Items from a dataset
*** Block opens ***

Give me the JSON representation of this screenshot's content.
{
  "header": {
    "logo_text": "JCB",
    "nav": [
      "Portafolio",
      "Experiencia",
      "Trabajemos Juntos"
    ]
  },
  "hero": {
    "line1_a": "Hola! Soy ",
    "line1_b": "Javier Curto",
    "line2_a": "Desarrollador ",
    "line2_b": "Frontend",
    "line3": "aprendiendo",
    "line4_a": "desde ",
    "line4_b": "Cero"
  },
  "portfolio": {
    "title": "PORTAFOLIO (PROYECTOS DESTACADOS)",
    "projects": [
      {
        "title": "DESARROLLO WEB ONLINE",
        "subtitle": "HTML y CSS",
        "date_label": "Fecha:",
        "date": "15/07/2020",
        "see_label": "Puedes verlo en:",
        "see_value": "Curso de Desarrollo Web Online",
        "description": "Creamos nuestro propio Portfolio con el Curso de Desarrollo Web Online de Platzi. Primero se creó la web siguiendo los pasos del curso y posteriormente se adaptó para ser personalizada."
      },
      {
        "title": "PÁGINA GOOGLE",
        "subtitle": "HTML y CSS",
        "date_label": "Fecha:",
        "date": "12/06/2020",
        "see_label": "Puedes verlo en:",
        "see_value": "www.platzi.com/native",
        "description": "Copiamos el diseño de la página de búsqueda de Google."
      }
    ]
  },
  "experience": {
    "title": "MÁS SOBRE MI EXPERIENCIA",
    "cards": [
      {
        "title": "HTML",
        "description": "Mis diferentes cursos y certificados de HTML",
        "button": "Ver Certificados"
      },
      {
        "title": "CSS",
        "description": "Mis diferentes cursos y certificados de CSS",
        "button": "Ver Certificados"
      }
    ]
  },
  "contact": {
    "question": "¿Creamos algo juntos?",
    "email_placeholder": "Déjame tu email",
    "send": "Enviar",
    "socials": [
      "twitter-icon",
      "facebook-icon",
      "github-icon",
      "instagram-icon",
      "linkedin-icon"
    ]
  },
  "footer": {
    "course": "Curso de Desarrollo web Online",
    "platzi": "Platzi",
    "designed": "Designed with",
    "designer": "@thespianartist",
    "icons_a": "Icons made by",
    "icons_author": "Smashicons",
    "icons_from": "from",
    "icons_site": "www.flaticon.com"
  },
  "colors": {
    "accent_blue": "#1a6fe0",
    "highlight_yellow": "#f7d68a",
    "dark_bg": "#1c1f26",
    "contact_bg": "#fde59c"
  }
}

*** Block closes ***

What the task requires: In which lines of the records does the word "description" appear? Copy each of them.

Reply:
        "description": "Creamos nuestro propio Portfolio con el Curso de Desarrollo Web Online de Platzi. Primero se creó la web siguiendo los pasos del curso y posteriormente se adaptó para ser personalizada."
        "description": "Copiamos el diseño de la página de búsqueda de Google."
        "description": "Mis diferentes cursos y certificados de HTML",
        "description": "Mis diferentes cursos y certificados de CSS",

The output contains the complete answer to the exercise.